It is always good to see directors that are highly engaged in their board work. This comes through with the way individual directors contribute to the discussion - the quality of their comments, the knowledge and understanding they demonstrate, their enthusiasm for the business and their role, their willingness to stand up for their position when challenged, and so on. More than anything, this is what influences my own view of the board. It is what most strongly contributes to the “gut feel” when I walk out of the meeting.

Let me touch briefly on the separate meeting with the Chairs (the board and main committees) that I mentioned earlier. The dynamics here are quite different to the meeting with the full board. This is for a few reasons I think. First, the meetings have only a few participants from both parties. Secondly, we deliberately pitch the meetings as being relatively informal, and we often don’t have a structured agenda. Thirdly, management are not present. The conversation therefore tends to be much more open and free-wheeling, and in that sense can complement the board discussion quite well. It is a great opportunity for us to understand the issues most exercising the minds of the Chairs, and for them to gain better perspective on our views of the business and industry. We certainly get real benefit from the meetings, and from feedback, so too do the Chairs


I hope you have found these thoughts interesting, and that they have provided some insight into our views on risk management and governance, and how that influences our approach to supervision.

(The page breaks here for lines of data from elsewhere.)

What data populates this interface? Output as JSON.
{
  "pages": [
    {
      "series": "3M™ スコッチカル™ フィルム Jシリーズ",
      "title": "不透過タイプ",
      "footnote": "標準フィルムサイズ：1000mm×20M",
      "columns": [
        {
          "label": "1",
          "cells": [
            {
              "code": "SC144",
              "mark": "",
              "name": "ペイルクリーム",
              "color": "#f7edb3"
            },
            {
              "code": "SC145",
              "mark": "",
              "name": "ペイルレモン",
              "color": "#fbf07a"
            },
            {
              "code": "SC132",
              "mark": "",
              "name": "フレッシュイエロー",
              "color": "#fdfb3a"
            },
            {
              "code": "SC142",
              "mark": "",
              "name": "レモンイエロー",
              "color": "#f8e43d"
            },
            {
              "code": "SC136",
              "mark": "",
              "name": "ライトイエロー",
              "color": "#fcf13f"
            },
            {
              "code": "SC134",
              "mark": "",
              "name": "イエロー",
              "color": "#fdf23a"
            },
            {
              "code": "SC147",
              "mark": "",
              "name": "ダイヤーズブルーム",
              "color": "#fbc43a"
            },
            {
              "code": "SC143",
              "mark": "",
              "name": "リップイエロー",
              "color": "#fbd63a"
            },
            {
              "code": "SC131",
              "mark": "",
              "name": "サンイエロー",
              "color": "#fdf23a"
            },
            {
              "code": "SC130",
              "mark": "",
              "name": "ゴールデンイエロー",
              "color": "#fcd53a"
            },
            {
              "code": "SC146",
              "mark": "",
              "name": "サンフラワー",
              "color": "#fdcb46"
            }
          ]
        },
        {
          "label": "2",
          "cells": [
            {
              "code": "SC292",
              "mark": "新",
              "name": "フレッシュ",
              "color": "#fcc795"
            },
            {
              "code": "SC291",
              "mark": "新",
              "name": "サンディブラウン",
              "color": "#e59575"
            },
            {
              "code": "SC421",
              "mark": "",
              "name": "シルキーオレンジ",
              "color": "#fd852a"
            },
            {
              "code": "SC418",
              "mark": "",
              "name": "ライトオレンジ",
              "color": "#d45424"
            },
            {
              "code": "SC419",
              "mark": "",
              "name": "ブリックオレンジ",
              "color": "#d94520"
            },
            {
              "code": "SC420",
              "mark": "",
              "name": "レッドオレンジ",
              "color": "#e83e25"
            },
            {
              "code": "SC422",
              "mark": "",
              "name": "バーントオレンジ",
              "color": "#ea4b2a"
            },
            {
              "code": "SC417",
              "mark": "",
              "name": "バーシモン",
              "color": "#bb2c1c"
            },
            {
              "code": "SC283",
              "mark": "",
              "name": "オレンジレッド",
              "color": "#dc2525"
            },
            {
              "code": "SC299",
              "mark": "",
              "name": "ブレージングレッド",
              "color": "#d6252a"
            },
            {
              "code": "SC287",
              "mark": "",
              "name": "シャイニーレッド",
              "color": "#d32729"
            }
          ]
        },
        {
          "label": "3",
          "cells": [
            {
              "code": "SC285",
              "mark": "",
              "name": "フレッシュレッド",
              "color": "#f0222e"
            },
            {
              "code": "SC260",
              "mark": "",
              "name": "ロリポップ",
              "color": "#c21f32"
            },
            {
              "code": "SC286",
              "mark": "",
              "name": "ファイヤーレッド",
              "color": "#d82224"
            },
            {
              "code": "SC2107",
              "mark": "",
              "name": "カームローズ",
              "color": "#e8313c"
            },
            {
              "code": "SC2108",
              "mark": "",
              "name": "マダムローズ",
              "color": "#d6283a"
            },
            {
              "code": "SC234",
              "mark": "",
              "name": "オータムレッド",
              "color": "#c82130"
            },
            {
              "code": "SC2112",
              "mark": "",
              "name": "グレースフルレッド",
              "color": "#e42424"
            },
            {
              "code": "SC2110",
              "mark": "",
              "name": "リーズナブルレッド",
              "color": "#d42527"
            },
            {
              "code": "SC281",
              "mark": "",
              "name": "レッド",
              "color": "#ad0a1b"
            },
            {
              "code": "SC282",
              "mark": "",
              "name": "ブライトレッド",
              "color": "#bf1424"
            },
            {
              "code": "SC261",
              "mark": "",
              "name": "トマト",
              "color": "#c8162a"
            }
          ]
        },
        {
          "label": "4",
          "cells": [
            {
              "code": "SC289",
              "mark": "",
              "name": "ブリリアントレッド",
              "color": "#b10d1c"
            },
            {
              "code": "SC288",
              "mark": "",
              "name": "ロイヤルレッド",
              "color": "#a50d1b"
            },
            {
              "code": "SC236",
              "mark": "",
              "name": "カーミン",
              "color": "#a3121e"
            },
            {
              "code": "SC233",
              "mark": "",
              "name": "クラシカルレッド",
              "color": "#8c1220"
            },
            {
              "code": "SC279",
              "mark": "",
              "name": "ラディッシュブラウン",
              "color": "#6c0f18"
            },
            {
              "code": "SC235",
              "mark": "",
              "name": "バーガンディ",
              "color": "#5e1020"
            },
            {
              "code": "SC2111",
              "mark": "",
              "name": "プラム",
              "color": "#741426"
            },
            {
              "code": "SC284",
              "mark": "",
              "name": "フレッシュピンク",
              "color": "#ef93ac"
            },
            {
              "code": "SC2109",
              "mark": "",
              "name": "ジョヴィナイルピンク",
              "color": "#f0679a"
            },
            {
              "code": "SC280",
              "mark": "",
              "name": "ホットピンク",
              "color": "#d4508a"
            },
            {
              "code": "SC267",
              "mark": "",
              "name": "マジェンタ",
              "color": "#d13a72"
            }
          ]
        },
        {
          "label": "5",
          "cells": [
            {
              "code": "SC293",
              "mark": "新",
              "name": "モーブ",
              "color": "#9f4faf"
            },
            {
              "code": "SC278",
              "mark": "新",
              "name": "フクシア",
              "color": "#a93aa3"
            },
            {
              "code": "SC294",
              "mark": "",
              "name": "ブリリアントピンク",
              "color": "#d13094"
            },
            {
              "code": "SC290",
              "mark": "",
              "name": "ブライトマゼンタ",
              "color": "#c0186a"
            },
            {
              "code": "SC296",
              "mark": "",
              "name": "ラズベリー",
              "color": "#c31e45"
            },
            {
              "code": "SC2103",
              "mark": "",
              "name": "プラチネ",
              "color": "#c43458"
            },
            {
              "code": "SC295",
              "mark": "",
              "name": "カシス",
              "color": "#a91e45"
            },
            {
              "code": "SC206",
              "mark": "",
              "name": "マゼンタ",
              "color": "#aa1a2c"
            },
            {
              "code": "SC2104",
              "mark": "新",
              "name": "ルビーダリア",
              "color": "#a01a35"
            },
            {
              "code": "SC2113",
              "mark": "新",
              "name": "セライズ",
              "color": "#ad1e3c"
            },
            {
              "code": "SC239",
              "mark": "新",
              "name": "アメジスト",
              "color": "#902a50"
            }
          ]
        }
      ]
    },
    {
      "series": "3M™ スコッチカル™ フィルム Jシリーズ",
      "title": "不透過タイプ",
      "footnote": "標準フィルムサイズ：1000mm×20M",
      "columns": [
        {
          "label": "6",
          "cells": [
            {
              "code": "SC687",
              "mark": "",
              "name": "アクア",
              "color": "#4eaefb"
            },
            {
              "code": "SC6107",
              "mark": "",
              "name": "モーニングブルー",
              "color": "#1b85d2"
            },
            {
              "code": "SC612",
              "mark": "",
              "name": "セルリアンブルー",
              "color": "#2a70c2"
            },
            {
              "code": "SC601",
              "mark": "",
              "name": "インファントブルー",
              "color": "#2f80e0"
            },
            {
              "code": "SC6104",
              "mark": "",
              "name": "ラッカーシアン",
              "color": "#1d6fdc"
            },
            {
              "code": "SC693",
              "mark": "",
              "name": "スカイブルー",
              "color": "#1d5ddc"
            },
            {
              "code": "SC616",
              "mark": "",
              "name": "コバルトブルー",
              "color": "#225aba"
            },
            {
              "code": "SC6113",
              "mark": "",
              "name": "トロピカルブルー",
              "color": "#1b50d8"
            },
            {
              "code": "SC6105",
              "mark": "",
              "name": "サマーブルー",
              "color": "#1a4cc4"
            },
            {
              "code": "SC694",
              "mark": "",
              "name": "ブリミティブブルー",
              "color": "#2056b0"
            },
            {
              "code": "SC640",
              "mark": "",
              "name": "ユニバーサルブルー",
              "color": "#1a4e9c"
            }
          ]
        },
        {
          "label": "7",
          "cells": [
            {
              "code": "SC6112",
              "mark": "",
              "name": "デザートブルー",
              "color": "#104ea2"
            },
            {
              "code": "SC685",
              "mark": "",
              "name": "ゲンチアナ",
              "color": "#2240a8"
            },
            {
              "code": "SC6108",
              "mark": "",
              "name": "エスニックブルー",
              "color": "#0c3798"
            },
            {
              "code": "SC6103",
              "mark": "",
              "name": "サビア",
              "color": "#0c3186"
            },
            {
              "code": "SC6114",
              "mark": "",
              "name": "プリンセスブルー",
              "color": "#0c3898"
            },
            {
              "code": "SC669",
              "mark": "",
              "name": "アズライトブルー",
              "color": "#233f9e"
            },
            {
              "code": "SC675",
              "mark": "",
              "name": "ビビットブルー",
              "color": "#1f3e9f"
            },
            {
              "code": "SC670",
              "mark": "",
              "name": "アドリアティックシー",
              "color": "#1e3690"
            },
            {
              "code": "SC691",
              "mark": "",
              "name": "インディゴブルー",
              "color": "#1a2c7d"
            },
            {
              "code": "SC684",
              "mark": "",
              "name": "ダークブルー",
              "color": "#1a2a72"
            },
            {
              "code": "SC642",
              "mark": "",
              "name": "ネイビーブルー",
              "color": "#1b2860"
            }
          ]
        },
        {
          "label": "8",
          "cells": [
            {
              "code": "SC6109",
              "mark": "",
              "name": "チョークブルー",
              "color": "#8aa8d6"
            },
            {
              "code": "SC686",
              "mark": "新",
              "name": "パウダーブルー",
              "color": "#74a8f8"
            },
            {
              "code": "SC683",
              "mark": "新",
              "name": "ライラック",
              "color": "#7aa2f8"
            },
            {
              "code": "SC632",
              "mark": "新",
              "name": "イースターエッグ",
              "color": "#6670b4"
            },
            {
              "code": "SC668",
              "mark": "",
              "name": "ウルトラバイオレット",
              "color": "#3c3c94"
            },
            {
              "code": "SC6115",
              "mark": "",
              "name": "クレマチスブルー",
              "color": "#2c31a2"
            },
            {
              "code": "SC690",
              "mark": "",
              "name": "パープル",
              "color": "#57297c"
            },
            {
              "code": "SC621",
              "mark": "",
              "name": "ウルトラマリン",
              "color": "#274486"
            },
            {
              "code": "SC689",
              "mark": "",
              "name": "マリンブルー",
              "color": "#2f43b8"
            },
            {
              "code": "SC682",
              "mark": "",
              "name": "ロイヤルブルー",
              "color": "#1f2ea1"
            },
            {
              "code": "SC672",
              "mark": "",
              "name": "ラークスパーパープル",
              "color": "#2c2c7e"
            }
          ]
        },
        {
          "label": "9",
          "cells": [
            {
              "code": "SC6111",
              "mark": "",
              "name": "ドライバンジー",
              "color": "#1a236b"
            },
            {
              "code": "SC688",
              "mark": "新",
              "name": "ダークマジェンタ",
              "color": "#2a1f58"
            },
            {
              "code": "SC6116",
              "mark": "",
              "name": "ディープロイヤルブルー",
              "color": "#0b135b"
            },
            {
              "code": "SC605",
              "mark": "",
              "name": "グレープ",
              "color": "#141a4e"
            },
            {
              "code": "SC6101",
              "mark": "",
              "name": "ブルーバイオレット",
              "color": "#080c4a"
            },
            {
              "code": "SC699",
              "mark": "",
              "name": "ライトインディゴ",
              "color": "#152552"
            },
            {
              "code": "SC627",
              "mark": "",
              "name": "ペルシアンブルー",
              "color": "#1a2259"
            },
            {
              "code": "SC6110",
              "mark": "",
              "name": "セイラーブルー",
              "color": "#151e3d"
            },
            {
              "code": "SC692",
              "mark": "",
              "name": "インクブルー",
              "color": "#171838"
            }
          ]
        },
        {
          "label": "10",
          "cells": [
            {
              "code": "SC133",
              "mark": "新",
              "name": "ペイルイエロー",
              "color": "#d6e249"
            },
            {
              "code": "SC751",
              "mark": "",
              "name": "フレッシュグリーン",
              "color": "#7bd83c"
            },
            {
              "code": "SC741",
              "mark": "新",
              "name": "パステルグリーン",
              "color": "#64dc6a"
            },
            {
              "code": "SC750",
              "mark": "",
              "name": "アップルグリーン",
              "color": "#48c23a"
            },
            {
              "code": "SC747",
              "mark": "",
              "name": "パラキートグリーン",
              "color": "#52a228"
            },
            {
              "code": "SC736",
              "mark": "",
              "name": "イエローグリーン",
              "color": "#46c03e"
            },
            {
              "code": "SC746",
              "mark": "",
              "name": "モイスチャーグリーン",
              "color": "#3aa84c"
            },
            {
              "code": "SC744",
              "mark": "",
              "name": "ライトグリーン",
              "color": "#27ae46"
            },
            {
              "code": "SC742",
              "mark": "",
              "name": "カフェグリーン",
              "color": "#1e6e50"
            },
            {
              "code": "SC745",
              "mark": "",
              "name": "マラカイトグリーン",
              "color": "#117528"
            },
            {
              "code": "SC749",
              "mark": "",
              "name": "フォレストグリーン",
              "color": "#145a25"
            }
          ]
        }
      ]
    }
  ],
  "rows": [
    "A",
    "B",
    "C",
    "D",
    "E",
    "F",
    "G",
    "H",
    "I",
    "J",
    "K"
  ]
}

The Australian Prudential Regulation Authority (APRA) is the prudential regulator of the financial services industry. It oversees banks, credit unions, building societies, general insurance and reinsurance companies, life insurance, private health insurers, friendly societies, and most members of the superannuation industry. APRA currently supervises institutions holding $6 trillion in assets for Australian depositors, policyholders and superannuation fund members.